The leader of the Episcopal Diocese of Maryland suspected that Rev. Heather Elizabeth Cook — now facing charges in the December death of local bicyclist Thomas Palermo — was intoxicated at a dinner two days before she was installed as bishop last year, the diocese said.
Bishop Eugene Taylor Sutton, head of the Maryland diocese, and Bishop Katharine Jefferts Schori, presiding bishop of the Episcopal Church in the United States, took Cook to a Baltimore restaurant Sept. 4 as a gesture of welcome, a diocesan spokeswoman said Tuesday.
As Sutton observed Cook's behavior that night, the diocese says in a timeline posted on its website this week, he became concerned she was drunk, and conveyed his suspicions to Schori afterward.
Schori told Sutton she would look into the matter, the timeline entry says.
"Bishop Sutton suspects that Cook is inebriated during pre-consecration dinner and conveys concern to Presiding Bishop.
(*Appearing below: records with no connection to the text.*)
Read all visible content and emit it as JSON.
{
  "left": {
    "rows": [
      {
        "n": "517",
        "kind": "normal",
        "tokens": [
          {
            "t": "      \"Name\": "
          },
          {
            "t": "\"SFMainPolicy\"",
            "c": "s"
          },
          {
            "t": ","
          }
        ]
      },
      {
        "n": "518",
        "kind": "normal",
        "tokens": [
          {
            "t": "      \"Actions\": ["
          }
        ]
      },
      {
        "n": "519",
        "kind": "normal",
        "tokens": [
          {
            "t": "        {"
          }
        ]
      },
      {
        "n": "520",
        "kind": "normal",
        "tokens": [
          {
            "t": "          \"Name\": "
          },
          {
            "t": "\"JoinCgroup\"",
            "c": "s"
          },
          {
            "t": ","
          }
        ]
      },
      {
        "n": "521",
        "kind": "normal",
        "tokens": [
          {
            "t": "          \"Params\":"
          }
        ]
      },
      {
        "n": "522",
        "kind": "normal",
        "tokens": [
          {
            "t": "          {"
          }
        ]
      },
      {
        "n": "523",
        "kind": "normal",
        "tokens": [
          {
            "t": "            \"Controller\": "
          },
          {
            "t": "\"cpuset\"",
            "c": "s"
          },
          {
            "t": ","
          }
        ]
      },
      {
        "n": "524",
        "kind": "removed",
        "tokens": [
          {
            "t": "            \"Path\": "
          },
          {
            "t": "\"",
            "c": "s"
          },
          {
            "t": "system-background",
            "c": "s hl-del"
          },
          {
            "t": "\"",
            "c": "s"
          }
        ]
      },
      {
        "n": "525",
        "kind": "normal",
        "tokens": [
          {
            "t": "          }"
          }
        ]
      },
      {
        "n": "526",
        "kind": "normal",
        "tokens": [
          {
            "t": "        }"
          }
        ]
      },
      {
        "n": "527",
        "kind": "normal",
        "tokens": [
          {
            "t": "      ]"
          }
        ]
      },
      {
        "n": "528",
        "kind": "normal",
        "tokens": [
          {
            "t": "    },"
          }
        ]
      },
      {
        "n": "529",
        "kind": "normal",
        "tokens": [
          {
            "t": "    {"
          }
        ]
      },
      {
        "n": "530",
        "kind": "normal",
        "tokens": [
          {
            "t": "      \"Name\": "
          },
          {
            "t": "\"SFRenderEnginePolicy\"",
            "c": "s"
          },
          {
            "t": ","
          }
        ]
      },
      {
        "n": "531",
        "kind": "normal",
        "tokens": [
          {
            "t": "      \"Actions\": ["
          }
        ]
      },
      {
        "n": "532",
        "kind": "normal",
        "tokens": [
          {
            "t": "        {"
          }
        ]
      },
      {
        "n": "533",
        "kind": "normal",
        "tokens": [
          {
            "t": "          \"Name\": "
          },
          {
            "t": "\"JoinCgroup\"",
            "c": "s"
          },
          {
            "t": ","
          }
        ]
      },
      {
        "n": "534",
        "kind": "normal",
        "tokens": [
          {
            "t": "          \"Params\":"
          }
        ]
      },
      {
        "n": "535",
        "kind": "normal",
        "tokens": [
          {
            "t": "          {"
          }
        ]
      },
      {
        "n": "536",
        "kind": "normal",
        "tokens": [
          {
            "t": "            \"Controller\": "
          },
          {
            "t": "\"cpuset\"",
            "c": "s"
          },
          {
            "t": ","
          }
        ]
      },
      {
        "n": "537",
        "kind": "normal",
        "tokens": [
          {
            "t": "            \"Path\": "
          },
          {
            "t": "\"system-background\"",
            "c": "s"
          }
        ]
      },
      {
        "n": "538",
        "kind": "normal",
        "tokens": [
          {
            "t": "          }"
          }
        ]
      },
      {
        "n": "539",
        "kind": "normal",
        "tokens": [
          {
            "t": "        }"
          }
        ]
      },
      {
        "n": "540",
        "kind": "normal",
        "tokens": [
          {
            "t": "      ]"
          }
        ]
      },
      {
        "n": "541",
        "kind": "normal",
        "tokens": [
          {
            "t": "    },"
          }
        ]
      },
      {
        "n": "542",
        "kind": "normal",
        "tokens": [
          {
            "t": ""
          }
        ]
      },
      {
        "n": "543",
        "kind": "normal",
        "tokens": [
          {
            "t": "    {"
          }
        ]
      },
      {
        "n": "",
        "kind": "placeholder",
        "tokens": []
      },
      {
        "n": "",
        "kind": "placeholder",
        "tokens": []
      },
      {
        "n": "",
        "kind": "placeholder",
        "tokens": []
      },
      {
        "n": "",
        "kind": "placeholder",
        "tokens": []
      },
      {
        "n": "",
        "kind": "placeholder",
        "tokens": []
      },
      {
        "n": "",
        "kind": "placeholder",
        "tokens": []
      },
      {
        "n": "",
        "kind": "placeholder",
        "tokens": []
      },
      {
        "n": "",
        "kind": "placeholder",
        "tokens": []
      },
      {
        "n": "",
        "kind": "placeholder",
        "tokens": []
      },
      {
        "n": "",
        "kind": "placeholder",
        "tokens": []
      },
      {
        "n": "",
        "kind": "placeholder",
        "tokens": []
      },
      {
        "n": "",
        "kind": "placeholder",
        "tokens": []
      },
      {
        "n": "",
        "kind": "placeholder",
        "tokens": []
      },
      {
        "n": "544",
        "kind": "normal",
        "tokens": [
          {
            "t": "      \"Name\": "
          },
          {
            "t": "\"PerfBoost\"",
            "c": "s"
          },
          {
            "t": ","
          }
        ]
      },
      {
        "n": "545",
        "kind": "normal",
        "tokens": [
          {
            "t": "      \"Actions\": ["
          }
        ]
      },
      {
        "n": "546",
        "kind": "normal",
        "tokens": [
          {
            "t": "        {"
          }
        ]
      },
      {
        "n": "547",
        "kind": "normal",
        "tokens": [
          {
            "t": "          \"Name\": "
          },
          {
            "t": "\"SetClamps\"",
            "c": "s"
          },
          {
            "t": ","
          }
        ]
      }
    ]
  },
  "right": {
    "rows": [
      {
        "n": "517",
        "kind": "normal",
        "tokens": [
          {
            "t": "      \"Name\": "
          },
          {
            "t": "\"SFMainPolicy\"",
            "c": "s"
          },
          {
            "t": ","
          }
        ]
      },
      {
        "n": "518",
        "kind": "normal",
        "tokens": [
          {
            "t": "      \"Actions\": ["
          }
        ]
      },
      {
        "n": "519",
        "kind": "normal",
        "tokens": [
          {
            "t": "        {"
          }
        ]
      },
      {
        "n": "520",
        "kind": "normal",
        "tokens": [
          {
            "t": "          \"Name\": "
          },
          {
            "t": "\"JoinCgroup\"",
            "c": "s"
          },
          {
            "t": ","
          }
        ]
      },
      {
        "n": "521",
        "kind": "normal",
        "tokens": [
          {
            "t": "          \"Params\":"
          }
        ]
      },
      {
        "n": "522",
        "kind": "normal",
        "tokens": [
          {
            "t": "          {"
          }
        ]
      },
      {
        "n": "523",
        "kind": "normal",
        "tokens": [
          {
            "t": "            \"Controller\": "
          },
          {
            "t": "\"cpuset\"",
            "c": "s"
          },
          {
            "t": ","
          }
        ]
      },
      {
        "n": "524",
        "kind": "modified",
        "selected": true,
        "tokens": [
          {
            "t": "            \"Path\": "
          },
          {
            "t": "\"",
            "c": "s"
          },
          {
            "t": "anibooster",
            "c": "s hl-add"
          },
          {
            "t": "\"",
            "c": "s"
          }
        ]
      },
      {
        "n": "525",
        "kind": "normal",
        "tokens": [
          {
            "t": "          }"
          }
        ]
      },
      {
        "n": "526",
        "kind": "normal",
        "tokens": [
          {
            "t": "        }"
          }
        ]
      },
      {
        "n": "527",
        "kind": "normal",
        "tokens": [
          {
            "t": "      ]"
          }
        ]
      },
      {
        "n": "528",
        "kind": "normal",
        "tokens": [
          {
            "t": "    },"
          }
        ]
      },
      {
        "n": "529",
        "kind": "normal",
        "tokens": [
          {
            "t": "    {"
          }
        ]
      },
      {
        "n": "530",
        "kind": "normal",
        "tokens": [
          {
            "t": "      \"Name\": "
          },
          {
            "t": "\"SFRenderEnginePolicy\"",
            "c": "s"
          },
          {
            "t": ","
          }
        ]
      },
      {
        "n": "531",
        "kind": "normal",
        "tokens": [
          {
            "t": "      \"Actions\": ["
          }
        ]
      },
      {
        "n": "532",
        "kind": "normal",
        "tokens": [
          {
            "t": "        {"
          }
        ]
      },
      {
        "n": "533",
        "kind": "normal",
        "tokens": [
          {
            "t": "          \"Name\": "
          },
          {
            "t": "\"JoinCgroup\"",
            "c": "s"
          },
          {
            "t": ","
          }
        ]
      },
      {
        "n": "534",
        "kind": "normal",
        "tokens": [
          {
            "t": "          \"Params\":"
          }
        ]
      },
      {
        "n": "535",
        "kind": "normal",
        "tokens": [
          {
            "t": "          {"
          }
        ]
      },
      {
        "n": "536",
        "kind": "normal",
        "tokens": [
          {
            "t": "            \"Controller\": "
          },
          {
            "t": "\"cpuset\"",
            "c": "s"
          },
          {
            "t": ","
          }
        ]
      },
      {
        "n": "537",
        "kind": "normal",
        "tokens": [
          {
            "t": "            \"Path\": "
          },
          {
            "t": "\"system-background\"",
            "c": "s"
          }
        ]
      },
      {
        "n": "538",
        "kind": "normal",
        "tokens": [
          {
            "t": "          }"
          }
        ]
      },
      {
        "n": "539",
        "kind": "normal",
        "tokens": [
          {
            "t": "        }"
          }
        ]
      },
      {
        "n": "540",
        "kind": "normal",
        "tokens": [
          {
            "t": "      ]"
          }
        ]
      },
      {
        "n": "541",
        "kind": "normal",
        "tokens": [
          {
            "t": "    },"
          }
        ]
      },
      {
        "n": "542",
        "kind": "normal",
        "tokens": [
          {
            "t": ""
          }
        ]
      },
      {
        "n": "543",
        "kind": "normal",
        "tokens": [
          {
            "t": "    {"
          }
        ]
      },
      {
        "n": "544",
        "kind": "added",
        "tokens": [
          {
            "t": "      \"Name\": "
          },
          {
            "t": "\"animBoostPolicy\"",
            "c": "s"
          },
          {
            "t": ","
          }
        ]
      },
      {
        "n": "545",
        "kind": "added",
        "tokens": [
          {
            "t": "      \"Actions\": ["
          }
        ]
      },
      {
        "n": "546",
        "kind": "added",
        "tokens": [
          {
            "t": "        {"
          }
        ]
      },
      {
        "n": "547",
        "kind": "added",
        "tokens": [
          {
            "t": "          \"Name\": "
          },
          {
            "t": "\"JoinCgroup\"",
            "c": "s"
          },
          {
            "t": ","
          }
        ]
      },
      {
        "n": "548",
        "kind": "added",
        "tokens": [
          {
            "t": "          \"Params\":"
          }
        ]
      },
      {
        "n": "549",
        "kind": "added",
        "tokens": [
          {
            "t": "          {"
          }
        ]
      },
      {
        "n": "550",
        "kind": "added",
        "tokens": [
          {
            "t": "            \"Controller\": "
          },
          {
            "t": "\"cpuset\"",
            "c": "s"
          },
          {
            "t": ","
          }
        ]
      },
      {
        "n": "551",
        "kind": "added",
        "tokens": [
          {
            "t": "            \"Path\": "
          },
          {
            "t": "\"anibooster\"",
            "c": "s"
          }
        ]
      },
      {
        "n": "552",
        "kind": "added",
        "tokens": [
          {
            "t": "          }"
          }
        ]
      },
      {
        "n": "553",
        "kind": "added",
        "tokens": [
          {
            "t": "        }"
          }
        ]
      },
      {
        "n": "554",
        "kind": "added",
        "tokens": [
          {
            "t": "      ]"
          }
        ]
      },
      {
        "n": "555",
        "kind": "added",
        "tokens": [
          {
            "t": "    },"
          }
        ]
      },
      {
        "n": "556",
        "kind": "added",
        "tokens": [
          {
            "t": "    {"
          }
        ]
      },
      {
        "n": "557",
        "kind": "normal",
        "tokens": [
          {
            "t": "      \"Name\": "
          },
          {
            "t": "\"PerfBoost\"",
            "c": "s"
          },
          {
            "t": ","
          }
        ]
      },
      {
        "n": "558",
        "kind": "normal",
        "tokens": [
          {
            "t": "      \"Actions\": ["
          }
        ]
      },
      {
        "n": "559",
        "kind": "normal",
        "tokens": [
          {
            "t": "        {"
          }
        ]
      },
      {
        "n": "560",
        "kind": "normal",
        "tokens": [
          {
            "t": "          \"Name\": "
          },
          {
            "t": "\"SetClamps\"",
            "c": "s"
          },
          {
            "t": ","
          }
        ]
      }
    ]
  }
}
Presiding Bishop indicates she will discuss with Cook," the entry reads.
Two days after the dinner, Schori led the ceremony at which Cook was consecrated, or installed as a bishop.
The Episcopal Church of the United States has declined to comment on the case, citing its ongoing investigation. Sutton has declined to comment beyond the online timeline and other diocesan communications.
Cook, 58, is charged with manslaughter and other offenses in the Dec. 27 death of Palermo, a 41-year-old father of two young children, as he rode his bicylce on Roland Avenue in North Roland Park. She is accused of driving drunk and texting at the time of the colission.
The crash has raised questions about the process by which the church elected Cook the No. 2 bishop in the Maryland diocese after she had been arrested in 2010 on a DUI charge
Diocesan officials say the search committee that vetted Cook knew about the DUI charge, but they chose to leave it up to Cook to disclose the incident to the church members who would vote on her candidacy.
Sources familiar with the process have said she did so only in vague terms, alluding to a "difficult period" in her life.
The timeline entry is the first indication that diocese officials had seen Cook intoxicated. The entry goes on to say that Bishop Clay Matthews met with Cook in October, but the details of the meeting are confidential because they're part of an ongoing church investigation.
Diocesan spokeswoman Sharon Tillman said no one from the Maryland diocese shared Sutton's concerns directly with Cook because once Sutton had reported his suspicions to Schori, the matter was the responsibility of the church's national governing body.
The diocese had already performed its due diligence in electing Cook, Tillman said, which left any concerns about her behavior in the jurisdiction of the national church.
"[Sutton] did exactly what he was required and expected of him according to the Episcopal Church," Tillman said.
She said the Maryland diocese didn't share information about the dinner earlier because it was trying to ensure the accuracy of the facts.
Tillman said the diocese is trying to be transparent with the facts it has. She said the diocese "has had no access to anything having to do with the [church's] investigation" — a process that could take months to complete.
"What is posted in the timeline are the facts as we know them," she said. "How they relate to the full story is what we don't know."